The existence of universal computers in Life implies that the nervous systems of self-reproducing patterns can be arbitrarily complex. Eventually, ‘intelligent’ species might evolve from the same sort of selective pressures that operated on earth.”

Of course, there is no reason to stop at human-level intelligence. We are starting to boost our evolution by developing superintelligent technology, and the same could happen in a Life universe.

Poundstone ponders how big are Life self-reproducing patterns, and how big are the smallest Life random fields that spontaneously form self-reproducing patterns, and arrives at unthinkably huge sizes. My own analysis below is based on typical scales in Life and in our physical universe, and also arrives at hyper astronomical numbers.

Let’s consider one nanometer (10-9 meter) as the size of the smallest forms of life in our universe (the smallest known forms of life are bigger than that, but let’s leave some room for new findings). Let’s consider the Planck length (10-35 meters) as the fundamental scale (the smallest meaningful size) in our universe.

In the framework of this rough analogy, on a display where one Life cell is 1 cm across, the size of the smallest life form would be 1024 meters. How big is that? One light year is 1016 meters, so that the smallest life form in Life is 108 (100 millions) light years across (that is the space occupied by thousands of galaxies).

Of course, that is not big enough, because life doesn’t exist in isolation but needs a whole ecology to support it. Considering the size of a small planet (1000 kilometers) as a typical size for a whole ecology, we must multiply the size of the smallest life form in Life times the size of the planet expressed in nanometers (1015). The result is 1023 light years. The size of the observable universe is 100 billions (1011) light years. In conclusion, the smallest Life board that supports life is a trillion (1012) times bigger than the universe.

Based on these numbers, we are not likely to build a Life computation with sentient and intelligent inhabitants anytime soon. But perhaps one may be built in the (far) future, and/or alien super-civilizations out there create intelligent Life computations based on some kind of weird quantum technology. Also, perhaps all consistent realities exist in some sense, and Life is certainly consistent.
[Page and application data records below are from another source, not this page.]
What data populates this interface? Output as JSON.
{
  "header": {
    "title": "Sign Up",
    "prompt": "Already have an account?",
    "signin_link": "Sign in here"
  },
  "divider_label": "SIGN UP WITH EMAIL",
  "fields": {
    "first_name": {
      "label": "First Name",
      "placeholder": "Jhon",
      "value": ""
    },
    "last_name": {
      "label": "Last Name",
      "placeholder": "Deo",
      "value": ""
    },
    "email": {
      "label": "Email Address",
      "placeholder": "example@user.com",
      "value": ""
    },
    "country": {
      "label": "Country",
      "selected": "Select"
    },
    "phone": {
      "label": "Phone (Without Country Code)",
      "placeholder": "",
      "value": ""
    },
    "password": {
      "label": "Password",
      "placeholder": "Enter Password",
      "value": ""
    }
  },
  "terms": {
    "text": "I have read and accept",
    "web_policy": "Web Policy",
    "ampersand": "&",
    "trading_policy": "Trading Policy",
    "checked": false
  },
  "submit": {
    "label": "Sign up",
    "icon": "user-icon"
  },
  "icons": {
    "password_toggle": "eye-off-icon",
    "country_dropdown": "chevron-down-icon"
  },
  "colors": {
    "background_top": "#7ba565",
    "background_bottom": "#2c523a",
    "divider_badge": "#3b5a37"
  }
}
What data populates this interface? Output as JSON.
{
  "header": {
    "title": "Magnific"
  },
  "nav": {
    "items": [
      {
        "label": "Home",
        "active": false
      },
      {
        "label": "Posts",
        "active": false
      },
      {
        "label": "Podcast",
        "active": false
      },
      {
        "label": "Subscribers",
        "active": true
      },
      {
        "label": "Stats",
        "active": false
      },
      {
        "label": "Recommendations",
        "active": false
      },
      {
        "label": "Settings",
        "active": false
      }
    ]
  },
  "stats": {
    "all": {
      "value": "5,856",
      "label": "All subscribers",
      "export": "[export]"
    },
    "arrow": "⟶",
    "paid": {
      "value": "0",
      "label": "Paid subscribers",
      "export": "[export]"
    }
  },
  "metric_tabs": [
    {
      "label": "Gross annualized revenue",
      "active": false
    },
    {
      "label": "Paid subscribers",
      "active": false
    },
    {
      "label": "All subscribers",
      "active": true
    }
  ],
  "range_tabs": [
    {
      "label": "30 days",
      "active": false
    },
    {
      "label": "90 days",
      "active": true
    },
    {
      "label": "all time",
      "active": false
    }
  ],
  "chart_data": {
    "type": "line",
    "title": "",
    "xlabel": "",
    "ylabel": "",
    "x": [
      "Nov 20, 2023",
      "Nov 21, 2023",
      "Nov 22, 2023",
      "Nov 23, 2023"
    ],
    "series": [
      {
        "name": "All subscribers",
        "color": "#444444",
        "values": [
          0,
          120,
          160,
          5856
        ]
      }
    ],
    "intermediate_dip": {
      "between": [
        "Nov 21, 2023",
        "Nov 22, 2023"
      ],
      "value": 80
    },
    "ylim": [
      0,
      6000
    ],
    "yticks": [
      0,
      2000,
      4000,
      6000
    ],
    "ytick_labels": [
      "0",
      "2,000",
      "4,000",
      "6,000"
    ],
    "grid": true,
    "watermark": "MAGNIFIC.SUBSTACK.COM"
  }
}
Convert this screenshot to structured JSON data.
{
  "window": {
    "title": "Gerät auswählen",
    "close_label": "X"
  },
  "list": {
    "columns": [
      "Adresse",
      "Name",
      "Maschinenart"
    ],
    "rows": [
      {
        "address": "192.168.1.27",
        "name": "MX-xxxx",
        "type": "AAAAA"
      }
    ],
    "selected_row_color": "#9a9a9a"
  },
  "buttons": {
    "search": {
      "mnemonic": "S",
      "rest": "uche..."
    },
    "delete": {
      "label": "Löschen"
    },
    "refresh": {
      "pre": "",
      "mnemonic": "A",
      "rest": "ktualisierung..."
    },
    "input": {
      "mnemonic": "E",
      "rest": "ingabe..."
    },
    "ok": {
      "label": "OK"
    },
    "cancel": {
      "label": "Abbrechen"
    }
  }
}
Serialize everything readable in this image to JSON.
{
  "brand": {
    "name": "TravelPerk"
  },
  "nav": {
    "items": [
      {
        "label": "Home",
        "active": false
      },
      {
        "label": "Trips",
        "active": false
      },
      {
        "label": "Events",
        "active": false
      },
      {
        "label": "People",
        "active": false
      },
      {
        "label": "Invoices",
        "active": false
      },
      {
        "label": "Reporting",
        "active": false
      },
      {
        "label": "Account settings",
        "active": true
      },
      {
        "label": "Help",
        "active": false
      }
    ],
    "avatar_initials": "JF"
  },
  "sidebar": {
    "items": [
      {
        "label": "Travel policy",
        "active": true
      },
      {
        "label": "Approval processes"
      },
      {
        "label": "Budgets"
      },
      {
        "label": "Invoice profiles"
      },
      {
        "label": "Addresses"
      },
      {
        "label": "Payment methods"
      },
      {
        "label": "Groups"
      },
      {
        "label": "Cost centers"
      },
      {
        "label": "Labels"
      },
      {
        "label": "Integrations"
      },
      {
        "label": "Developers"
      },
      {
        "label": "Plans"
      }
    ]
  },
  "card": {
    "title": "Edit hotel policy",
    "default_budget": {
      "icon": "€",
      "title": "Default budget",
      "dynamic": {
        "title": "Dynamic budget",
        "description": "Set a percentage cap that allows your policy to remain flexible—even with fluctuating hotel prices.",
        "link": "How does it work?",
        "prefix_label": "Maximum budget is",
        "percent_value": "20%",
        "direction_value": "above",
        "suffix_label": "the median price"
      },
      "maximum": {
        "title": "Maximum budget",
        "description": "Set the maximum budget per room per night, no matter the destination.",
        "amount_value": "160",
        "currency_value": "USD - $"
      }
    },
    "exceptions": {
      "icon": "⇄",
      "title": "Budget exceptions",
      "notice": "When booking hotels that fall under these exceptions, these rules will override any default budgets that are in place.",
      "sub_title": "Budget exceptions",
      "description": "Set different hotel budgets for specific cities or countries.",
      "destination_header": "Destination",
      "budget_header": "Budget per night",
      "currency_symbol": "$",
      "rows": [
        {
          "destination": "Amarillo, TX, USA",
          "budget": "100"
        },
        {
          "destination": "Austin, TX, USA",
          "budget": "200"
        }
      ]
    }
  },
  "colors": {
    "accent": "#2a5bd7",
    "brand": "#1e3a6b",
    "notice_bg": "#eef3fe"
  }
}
If so, mathematical universes populated by superintelligent forms of life (aka Gods) exist elsewhere, and in principle we know of a very short recipe to build at least one: take a random Life field with size X and density Y, and let it evolve until it develops life, intelligence, and superintelligence.